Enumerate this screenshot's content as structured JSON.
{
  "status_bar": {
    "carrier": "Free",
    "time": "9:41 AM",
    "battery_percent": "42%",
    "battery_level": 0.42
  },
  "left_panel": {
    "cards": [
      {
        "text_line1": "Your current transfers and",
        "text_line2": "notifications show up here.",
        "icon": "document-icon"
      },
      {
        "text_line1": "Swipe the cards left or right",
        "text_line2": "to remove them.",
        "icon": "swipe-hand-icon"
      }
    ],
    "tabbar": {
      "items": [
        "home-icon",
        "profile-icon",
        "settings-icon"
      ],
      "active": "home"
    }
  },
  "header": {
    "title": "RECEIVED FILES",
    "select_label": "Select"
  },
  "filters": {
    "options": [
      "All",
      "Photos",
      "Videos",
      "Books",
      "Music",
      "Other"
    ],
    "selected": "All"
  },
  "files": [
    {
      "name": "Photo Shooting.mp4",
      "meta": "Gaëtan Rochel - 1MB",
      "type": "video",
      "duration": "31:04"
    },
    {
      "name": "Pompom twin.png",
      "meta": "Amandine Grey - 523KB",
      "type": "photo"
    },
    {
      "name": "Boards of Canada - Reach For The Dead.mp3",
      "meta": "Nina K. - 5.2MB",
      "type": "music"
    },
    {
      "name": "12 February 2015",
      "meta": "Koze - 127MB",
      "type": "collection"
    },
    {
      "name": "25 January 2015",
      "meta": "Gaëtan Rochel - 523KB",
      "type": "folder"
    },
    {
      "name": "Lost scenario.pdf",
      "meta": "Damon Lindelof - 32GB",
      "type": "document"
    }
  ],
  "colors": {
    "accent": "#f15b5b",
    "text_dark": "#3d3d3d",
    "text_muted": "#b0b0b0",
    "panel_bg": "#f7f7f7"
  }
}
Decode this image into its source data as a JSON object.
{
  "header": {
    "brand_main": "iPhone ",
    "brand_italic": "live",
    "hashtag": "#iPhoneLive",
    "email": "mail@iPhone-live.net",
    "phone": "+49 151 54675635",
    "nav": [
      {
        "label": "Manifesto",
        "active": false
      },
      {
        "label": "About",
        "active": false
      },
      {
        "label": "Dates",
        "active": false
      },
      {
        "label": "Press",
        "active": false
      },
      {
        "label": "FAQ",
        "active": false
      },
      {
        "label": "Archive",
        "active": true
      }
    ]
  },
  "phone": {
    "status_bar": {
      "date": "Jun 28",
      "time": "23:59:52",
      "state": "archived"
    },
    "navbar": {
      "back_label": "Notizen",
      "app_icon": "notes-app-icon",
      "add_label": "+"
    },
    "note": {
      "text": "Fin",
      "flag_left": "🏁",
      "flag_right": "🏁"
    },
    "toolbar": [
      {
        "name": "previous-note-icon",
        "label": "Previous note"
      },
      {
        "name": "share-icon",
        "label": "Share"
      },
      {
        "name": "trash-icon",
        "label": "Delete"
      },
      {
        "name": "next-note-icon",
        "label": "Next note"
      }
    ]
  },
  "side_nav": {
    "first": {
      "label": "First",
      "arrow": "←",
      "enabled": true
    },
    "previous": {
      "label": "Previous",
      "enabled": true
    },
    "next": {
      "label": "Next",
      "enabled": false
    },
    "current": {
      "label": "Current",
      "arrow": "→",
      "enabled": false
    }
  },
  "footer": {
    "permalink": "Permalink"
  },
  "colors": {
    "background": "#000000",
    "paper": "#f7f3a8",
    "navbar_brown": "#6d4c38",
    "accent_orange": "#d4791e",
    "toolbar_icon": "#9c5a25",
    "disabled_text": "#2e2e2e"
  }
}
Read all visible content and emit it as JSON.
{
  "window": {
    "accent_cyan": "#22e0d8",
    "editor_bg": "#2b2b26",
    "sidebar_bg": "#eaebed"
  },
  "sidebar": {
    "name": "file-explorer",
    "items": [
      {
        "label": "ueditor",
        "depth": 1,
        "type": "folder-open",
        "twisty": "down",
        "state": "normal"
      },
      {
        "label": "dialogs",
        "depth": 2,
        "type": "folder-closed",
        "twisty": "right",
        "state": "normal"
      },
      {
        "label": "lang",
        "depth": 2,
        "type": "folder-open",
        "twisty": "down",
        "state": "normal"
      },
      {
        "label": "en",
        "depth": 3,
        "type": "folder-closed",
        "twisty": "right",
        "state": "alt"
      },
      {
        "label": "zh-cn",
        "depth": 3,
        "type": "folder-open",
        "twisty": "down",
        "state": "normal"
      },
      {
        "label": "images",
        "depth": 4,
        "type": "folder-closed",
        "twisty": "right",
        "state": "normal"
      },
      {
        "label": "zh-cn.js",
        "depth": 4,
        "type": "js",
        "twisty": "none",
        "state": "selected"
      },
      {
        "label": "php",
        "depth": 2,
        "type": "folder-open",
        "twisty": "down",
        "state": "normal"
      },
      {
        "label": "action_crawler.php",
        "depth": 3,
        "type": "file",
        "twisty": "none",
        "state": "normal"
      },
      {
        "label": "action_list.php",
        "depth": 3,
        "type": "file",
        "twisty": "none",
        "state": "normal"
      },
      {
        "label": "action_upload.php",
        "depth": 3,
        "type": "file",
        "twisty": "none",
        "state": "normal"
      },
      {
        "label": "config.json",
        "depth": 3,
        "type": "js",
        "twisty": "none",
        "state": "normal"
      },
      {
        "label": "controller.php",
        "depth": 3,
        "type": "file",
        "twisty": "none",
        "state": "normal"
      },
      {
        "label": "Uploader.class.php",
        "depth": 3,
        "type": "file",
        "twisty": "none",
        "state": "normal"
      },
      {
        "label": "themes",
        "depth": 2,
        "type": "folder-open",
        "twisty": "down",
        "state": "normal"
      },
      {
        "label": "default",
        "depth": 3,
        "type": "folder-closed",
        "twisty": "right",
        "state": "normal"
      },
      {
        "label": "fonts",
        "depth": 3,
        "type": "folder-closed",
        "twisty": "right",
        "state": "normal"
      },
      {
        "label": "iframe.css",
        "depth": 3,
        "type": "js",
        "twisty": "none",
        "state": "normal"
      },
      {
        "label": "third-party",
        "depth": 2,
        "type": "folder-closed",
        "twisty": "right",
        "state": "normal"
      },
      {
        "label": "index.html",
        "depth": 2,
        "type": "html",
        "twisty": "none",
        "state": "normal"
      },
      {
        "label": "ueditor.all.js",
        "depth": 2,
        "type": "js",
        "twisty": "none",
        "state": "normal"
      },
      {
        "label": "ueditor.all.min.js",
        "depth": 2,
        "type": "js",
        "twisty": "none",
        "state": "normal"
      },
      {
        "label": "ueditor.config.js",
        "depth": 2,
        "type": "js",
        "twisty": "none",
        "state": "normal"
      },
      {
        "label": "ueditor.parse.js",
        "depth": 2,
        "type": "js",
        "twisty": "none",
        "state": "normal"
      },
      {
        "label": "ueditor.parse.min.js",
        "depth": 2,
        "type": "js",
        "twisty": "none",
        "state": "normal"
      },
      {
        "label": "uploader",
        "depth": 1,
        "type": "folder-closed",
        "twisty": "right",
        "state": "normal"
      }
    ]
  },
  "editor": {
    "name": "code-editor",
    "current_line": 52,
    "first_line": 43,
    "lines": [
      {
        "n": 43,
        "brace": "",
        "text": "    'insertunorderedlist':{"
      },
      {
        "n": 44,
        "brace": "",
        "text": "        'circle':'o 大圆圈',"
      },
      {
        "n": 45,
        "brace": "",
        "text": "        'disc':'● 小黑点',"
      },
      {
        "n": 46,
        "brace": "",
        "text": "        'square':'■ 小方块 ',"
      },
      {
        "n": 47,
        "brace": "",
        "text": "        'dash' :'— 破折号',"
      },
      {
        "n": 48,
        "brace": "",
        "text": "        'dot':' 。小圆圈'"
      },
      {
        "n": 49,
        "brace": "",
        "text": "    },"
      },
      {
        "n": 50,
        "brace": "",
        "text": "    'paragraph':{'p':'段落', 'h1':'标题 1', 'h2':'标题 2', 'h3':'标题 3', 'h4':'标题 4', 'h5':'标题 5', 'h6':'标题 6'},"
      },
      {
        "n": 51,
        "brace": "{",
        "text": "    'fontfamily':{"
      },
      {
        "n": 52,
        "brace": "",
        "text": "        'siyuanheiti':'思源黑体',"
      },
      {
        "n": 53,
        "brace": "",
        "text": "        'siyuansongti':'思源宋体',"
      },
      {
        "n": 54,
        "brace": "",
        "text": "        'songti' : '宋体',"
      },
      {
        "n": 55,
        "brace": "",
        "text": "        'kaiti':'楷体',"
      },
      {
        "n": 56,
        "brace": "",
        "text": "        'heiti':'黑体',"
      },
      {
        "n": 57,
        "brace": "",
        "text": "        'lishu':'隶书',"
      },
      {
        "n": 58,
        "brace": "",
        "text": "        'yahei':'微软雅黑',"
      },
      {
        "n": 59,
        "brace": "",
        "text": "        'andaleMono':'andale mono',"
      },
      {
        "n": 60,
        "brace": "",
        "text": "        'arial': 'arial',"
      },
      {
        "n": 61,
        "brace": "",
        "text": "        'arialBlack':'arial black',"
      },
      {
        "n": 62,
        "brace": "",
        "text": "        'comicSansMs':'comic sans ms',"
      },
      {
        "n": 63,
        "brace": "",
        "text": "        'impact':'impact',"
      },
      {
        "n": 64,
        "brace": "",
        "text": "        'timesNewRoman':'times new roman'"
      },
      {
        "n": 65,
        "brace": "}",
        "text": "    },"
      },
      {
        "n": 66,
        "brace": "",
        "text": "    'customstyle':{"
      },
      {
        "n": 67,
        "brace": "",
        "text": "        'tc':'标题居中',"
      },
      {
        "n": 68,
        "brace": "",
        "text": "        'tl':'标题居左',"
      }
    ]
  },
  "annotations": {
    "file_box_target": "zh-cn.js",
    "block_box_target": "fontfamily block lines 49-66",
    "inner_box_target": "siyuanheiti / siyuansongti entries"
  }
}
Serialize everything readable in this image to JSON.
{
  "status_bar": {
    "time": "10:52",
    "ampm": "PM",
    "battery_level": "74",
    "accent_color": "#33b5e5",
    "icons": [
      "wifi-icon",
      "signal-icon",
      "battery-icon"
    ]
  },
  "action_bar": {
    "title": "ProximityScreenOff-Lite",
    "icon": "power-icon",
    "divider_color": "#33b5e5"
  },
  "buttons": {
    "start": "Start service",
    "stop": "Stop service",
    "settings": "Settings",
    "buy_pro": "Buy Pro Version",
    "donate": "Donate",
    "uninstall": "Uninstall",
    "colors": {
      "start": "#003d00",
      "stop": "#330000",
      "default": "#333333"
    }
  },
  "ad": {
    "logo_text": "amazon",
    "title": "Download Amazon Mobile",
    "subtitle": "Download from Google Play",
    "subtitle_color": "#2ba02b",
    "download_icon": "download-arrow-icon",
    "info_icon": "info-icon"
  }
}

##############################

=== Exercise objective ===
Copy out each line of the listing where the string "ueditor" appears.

=== Result ===
        "label": "ueditor",
        "label": "ueditor.all.js",
        "label": "ueditor.all.min.js",
        "label": "ueditor.config.js",
        "label": "ueditor.parse.js",
        "label": "ueditor.parse.min.js",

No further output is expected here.